Malian football club Djoliba hope to end a 45-year pursuit of Pan-African glory by winning the CAF Confederation Cup this month. They host Congolese outfit AC Leopards in Bamako Sunday with the second leg of the final seven days later in Dolisie with a $660,000 first prize up for grabs in the second-tier competition.
The sides know each other well having clashed twice in the group phase with Leopards forcing a 1-1 draw in Mali and winning 3-0 in Congo to finish Group B runners-up behind Djoliba.
Alou Bagayoko cancelled the early lead Rudy Guelord Bhebey-Ndey gave Leopards in Bamako and goals from Bienvenu Kombo, Herman Lakolo and Rochel Kivouri earned maximum points for the central Africans second time round.

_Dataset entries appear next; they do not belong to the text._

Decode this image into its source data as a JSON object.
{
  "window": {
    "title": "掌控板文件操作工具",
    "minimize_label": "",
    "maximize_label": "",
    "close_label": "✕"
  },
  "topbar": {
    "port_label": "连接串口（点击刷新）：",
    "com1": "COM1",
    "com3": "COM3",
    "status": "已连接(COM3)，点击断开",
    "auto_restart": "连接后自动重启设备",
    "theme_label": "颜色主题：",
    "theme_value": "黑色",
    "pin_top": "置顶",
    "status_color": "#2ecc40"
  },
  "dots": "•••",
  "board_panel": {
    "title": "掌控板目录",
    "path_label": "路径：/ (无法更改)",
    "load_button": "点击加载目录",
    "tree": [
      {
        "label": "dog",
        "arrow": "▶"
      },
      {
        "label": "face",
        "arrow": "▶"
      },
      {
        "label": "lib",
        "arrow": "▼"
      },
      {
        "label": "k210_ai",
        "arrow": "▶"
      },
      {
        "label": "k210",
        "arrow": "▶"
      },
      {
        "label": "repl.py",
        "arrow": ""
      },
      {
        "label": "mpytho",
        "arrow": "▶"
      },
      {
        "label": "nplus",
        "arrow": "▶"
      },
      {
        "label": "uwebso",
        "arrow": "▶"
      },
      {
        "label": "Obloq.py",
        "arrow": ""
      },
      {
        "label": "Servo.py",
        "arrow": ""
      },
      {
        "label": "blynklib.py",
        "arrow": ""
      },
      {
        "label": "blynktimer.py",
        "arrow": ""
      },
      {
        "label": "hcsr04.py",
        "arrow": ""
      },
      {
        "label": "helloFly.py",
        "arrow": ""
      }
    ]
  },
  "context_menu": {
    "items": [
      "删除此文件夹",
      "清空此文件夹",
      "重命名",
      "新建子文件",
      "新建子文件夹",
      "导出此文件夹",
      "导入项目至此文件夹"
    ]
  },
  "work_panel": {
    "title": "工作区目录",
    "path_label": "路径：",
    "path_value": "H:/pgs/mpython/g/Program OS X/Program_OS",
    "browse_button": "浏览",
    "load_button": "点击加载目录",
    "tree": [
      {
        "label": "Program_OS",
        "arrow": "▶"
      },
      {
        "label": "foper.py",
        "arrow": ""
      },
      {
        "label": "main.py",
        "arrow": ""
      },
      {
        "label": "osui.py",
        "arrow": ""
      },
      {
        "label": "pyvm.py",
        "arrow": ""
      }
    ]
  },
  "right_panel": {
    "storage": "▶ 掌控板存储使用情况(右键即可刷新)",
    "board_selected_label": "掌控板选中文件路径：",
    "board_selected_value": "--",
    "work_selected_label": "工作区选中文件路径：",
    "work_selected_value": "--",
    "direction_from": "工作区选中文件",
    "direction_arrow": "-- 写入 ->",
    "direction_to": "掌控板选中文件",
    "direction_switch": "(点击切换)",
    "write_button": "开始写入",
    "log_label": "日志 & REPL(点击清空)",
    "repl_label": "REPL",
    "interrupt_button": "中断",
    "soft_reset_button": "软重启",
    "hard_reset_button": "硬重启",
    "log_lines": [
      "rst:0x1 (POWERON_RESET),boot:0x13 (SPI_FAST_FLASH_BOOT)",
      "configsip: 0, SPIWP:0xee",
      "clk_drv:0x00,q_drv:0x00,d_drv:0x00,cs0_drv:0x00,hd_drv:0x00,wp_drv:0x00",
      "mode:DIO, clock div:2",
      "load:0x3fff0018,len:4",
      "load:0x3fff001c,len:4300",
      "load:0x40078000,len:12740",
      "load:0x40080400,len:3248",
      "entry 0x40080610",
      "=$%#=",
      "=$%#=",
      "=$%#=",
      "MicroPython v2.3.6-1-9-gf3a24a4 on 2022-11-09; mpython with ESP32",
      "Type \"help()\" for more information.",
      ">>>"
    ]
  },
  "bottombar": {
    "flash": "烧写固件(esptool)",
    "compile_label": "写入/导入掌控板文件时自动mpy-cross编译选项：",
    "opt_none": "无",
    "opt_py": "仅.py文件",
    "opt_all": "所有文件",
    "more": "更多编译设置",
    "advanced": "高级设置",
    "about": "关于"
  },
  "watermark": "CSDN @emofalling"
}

Those results suggest Leopards are favourites to become the first Congolese winners of the nine-year competition that replaced the African Cup Winners Cup and CAF Cup competitions. But Malians believe Djoliba have waited long enough to lift a CAF trophy and expect them to establish a winning lead in the capital of the landlocked, largely desert west African nation.
Djoliba made their Pan-African debut in 1967, defeating Guinean club Conakry II before losing to Asante Kotoko of Ghana in a semi-final of the Champions Cup -- forerunner to the CAF Champions League. That is the closest the Malians came to gripping a trophy until this year when they dropped down to the Confederation Cup after losing narrowly to Nigerian side Sunshine Stars in a Champions League final-round qualifier.
They pipped 2011 Confederation Cup runners-up Club Africain from Tunisia in a play-off and topped a group with Leopards second, Wydad Casablanca of Morocco third and another Malian team, Stade Malien, bottom of the table.
Tradition is against Djoliba as no Champions League 'drop out' has won a final against opponents who came through the qualifying rounds of the Confederation Cup. Leopards can also draw comfort from the fact that the last two winners of the competition -- Moroccan clubs FUS Rabat and Moghreb Fes -- fought their way to glory from the preliminary round of the secondary competition.
The Congolese have followed a similar path, eliminating Tempete Mocaf of the Central African Republic, twice title holders CS Sfaxien of Tunisia, Heartland of Nigeria and Moghreb to reach the mini-league phase.
Both finalists knocked out Sudanese sides in the penultimate stage, Djoliba overcoming Al Hilal after a penalty shootout while Leopards held Al Merreikh in Omdurman after taking a narrow first leg advantage.
Djoliba hope Bagayoko, Idrissa Traore and Janvier Abouta can break a Leoaprds defence in which goalkeeper Lutunu Doule from the Democratic Republic of Congo has been consistently outstanding.
Cesaire Gandze poses a threat to the Malian defence and scored a cheeky semi-final opener against Merreikh, poking the ball into the net as veteran Egypt goalkeeper Essam Al Hadary was caught napping while bouncing the ball.